Citing the vast amount of public comment the town received about the road, the letter argues that the U.S. Forest Service should consider more options, including the “Briggs Road” advocated by longtime King skier Rod Newcomb.
“There’s supposed to be a menu of options,” Councilor Jim Stanford said. “You can have the veggie option, or you can have shrimp, beef or chicken. But instead, largely, we got a range of alternatives that said you can have veggies or you can have grilled beef, roast beef or boiled beef.”
Councilor Jonathan Schechter, the lone vote against the letter, said he worried about approving it without taking more time to mull the implications.
“I’m a little bit leery about the idea of trying to edit something on the fly without time to reflect on it,” he said.

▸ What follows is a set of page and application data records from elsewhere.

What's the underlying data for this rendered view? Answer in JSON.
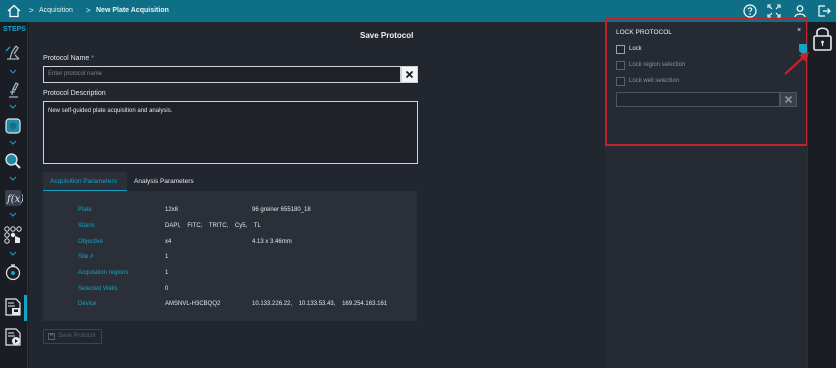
{
  "breadcrumb": {
    "items": [
      "Acquisition",
      "New Plate Acquisition"
    ]
  },
  "topbar": {
    "icons": [
      "home-icon",
      "help-icon",
      "fullscreen-icon",
      "user-icon",
      "logout-icon"
    ]
  },
  "steps": {
    "label": "STEPS"
  },
  "save_protocol": {
    "title": "Save Protocol",
    "name_label": "Protocol Name",
    "required_mark": "*",
    "name_placeholder": "Enter protocol name",
    "desc_label": "Protocol Description",
    "desc_value": "New self-guided plate acquisition and analysis.",
    "save_button": "Save Protocol"
  },
  "tabs": [
    "Acquisition Parameters",
    "Analysis Parameters"
  ],
  "parameters": [
    {
      "key": "Plate",
      "v1": "12x8",
      "v2": "96 greiner 655180_18"
    },
    {
      "key": "Stains",
      "v1": "DAPI,    FITC,    TRITC,    Cy5,    TL",
      "v2": ""
    },
    {
      "key": "Objective",
      "v1": "x4",
      "v2": "4.13 x 3.46mm"
    },
    {
      "key": "Site #",
      "v1": "1",
      "v2": ""
    },
    {
      "key": "Acquisition regions",
      "v1": "1",
      "v2": ""
    },
    {
      "key": "Selected Wells",
      "v1": "0",
      "v2": ""
    },
    {
      "key": "Device",
      "v1": "AMSNVL-H3CBQQ2",
      "v2": "10.133.226.22,    10.133.53.43,    169.254.163.161"
    }
  ],
  "lock_protocol": {
    "title": "LOCK PROTOCOL",
    "close": "×",
    "options": [
      {
        "label": "Lock",
        "enabled": true
      },
      {
        "label": "Lock region selection",
        "enabled": false
      },
      {
        "label": "Lock well selection",
        "enabled": false
      }
    ]
  },
  "colors": {
    "accent": "#17a3c4",
    "topbar": "#0f6f86",
    "highlight": "#c1232b"
  }
}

Though the letter is centered almost entirely on the road, Stanford said he “could’ve written many pages” on other aspects of the draft EIS, from the summit restaurant to the visual impact to the expanded ski runs.
“There’s a lot of things we’ve chosen not to comment on,” he said, “and we’ve focused on the things that consistently have been in the public efforts.”
The letter also stresses that the councilors don’t want to drag out the approval process for Snow King’s master plan any longer than necessary, or step on the Bridger-Teton’s toes.
“They’re still going through the process,” Councilor Hailey Morton Levinson said. “We don’t want to presuppose or tell them how they did it, but to highlight that we’d still like to see a little bit more.”